▶ The task: Read the lines below. Copy out any that hold the string "JSON".
START Extracted data
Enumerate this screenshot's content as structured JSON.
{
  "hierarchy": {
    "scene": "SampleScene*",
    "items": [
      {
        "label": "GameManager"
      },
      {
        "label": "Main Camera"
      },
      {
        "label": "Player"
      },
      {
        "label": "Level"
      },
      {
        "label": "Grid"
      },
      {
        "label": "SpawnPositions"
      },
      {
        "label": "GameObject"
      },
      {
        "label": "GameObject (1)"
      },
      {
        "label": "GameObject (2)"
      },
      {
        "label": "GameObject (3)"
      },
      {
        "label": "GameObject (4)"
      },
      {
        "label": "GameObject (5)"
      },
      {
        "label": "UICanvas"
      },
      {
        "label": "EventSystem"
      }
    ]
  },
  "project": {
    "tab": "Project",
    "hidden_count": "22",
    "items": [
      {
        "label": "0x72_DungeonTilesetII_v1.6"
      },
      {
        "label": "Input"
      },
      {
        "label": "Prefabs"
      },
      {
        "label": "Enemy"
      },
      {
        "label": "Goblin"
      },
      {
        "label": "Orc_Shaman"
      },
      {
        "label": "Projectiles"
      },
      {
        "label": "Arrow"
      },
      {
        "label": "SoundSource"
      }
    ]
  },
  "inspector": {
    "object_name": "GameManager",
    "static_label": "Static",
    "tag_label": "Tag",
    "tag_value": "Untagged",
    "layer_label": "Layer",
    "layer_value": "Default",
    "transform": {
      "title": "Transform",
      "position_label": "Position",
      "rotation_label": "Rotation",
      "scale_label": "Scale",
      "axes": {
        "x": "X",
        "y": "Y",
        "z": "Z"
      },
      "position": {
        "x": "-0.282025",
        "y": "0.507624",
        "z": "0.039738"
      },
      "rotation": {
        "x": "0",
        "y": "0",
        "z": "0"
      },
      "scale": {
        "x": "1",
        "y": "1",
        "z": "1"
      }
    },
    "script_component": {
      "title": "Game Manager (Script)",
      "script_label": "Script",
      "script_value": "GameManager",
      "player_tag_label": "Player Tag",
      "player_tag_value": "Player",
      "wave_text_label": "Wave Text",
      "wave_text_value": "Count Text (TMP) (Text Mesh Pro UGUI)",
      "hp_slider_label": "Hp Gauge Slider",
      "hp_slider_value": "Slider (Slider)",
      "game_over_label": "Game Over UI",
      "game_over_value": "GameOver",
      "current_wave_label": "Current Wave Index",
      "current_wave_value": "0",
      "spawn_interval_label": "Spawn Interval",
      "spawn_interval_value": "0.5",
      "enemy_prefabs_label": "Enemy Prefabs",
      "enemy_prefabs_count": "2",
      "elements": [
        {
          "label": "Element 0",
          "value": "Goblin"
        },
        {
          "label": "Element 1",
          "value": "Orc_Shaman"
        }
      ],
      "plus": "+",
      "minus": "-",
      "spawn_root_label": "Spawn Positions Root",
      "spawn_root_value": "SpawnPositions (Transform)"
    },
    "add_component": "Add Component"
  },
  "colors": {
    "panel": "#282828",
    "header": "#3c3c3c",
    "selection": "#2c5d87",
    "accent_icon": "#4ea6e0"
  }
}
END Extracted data
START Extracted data
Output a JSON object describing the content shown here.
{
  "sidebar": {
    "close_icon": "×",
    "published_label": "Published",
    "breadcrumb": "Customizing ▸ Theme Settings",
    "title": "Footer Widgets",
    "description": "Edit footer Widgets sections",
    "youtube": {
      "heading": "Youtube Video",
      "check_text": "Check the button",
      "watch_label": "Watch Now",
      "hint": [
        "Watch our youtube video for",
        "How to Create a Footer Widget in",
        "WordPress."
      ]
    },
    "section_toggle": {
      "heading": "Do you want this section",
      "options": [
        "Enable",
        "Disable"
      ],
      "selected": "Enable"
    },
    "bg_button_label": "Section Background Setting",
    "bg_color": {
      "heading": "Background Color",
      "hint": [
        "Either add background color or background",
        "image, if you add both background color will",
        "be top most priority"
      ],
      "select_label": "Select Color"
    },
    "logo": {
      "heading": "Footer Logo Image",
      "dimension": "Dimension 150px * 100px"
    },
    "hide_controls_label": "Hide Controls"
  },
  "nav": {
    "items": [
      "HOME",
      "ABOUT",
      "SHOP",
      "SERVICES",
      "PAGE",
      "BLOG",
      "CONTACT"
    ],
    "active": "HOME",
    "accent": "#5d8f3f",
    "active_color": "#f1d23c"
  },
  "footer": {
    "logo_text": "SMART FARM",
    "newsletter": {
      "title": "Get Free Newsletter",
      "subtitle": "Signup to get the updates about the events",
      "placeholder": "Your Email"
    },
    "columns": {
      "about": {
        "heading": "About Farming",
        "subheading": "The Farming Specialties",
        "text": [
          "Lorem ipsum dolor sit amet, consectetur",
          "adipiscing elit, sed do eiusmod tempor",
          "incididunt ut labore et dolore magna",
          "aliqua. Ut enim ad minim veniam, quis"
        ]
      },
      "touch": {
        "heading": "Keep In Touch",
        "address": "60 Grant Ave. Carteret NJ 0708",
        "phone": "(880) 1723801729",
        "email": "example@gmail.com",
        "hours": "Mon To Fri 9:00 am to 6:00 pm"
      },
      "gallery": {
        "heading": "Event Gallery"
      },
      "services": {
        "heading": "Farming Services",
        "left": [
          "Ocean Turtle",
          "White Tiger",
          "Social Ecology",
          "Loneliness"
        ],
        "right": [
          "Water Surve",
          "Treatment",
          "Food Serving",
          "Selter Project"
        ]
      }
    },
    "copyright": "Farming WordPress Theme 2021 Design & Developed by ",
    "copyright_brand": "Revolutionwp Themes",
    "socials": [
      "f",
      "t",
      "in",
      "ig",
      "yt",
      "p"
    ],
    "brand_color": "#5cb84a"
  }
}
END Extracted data
▶ Expected output:
Enumerate this screenshot's content as structured JSON.
Output a JSON object describing the content shown here.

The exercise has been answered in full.